• Time (s): The duration or interval between events.
• Distance (m): The extent of space between two points.
• Speed (m/s): The rate at which an object covers distance.
• Energy (Joule, J): The capacity to work or transfer heat.
• When dealing with scalar quantities, the mathematical operations are straightforward, as they involve only manipulating numerical values and units without considering direction.
• For instance, adding two scalar quantities, like 5 kg and 3 kg, is simply 8 kg, without any vector-like considerations.
• Scalar quantities are fundamental in many aspects of physics and play a significant role in various calculations and equations.

#### Vector Quantity

• A vector quantity is a type of physical quantity in physics that requires both magnitude and direction to describe it fully.
• In contrast to scalar quantities, which are characterized solely by their magnitude, vector quantities involve both numerical values and specified directions.
• Vectors are represented graphically by arrows, the length of which corresponds to the vector’s magnitude, and the arrow’s direction represents the vector’s direction.
• In physics, vectors are commonly used to describe quantities with both magnitude and direction, particularly in studying motion, forces, and other phenomena involving spatial relationships.
• Mathematical operations involving vectors, such as addition, subtraction, and dot products, consider both magnitude and direction.
• Vectors are essential in various scientific and engineering applications, enabling us to analyze and predict complex behaviours and interactions in the natural world.

Examples of vector quantities include:

• Displacement (m): The change in position of an object in a specific direction.
• Velocity (m/s): The rate of change of displacement with respect to time, including direction.
• Acceleration (m/sÂ²): The rate of change of velocity with respect to time and its direction.
• Force (Newton, N): A push or pull on an object, characterized by magnitude and direction.
• Momentum (kgÂ·m/s): The product of an object’s mass and velocity, including direction.
• Electric and Magnetic Fields (N/C, T): Vectors that indicate the direction and strength of electric and magnetic forces at various points in space.

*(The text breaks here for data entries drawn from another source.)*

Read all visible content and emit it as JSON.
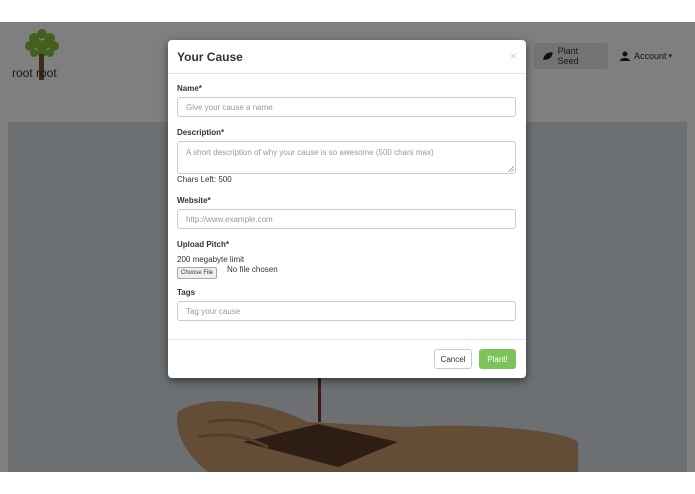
{
  "navbar": {
    "logo_text": "root root",
    "plant_seed_label": "Plant Seed",
    "account_label": "Account"
  },
  "modal": {
    "title": "Your Cause",
    "close_glyph": "×",
    "name_label": "Name*",
    "name_placeholder": "Give your cause a name",
    "description_label": "Description*",
    "description_placeholder": "A short description of why your cause is so awesome (500 chars max)",
    "chars_left": "Chars Left: 500",
    "website_label": "Website*",
    "website_placeholder": "http://www.example.com",
    "upload_label": "Upload Pitch*",
    "upload_limit": "200 megabyte limit",
    "choose_file_label": "Choose File",
    "no_file_text": "No file chosen",
    "tags_label": "Tags",
    "tags_placeholder": "Tag your cause",
    "cancel_label": "Cancel",
    "plant_label": "Plant!"
  },
  "colors": {
    "accent": "#7cc35c",
    "hero_bg": "#d9e1e6",
    "backdrop": "rgba(0,0,0,0.5)"
  }
}
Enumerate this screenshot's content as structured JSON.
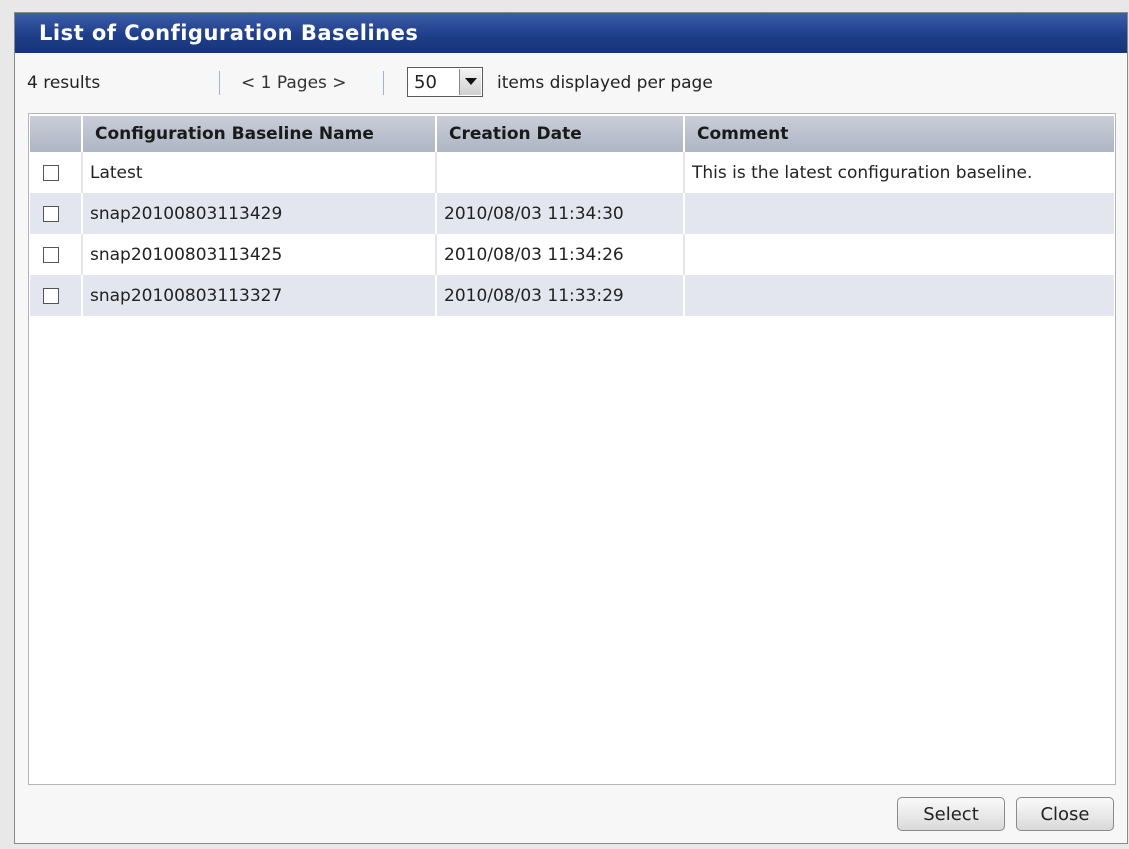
{
  "dialog": {
    "title": "List of Configuration Baselines"
  },
  "toolbar": {
    "results": "4 results",
    "pages": "< 1 Pages >",
    "page_size": "50",
    "per_page_label": "items displayed per page"
  },
  "table": {
    "headers": [
      "",
      "Configuration Baseline Name",
      "Creation Date",
      "Comment"
    ],
    "rows": [
      {
        "name": "Latest",
        "date": "",
        "comment": "This is the latest configuration baseline."
      },
      {
        "name": "snap20100803113429",
        "date": "2010/08/03 11:34:30",
        "comment": ""
      },
      {
        "name": "snap20100803113425",
        "date": "2010/08/03 11:34:26",
        "comment": ""
      },
      {
        "name": "snap20100803113327",
        "date": "2010/08/03 11:33:29",
        "comment": ""
      }
    ]
  },
  "buttons": {
    "select": "Select",
    "close": "Close"
  },
  "colors": {
    "titlebar": "#1f3f8c",
    "header": "#b8bfcc",
    "row_alt": "#e3e6ee"
  }
}
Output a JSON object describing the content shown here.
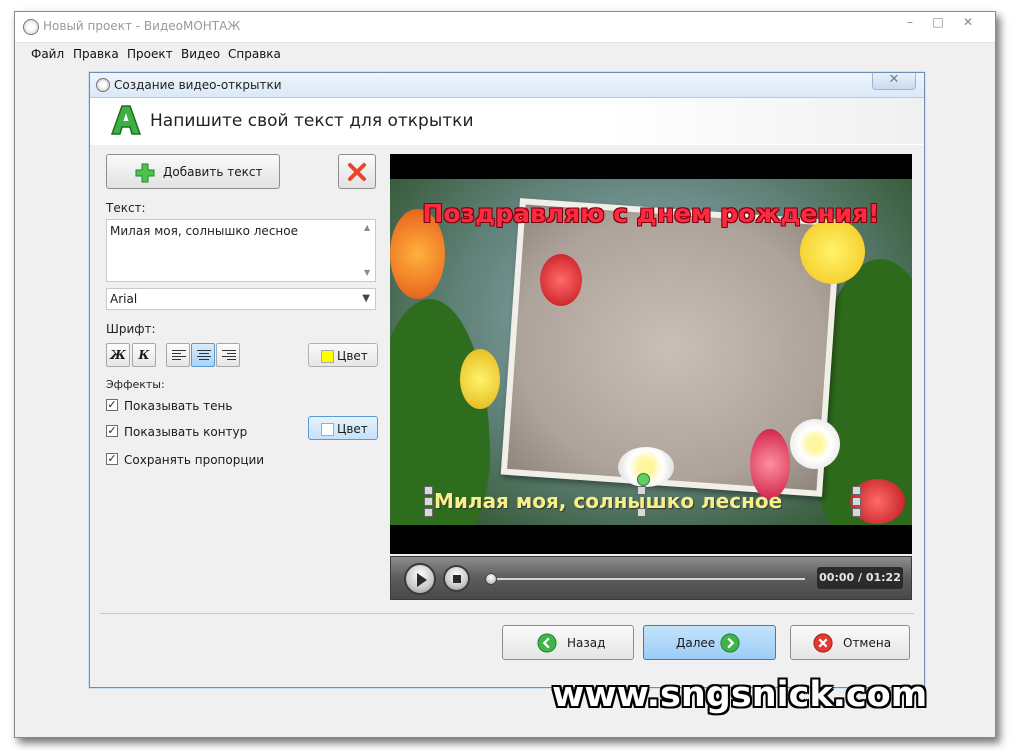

Q1. What are the 3 types of physical quantities?

Based on Units and Measurements Physical quantities are classified into three types. These are :
Fundamental quantities.
Derived quantities.
Supplementary quantities.

Q2. What are the two types of physical quantity based on direction and magnitude?

All physical quantities are classified into vectors and scalars based on direction and magnitude.

Q3. What is derived physical quantity?

Derived physical quantities can be derived from two or more fundamental physical quantities. Area, speed, volume, force, etc. are examples of derived quantities.

Q4. What are the 7 fundamental physical quantities defined?

The present SI has 7 base quantities: time, length, mass, electric current, thermodynamic temperature, amount of substance, and luminous intensity.

Q5. What is a fundamental quantity?

The physical quantities that do not depend on other physical quantities for their measurements are known as fundamental or basic quantities.

Q6. What are basic physical quantities?

There are 7 fundamental quantities, these are:
1. Length
2. Mass
3. Time
4. Temperature
5. Amount of a Substance
6. Current
7. Luminous intensity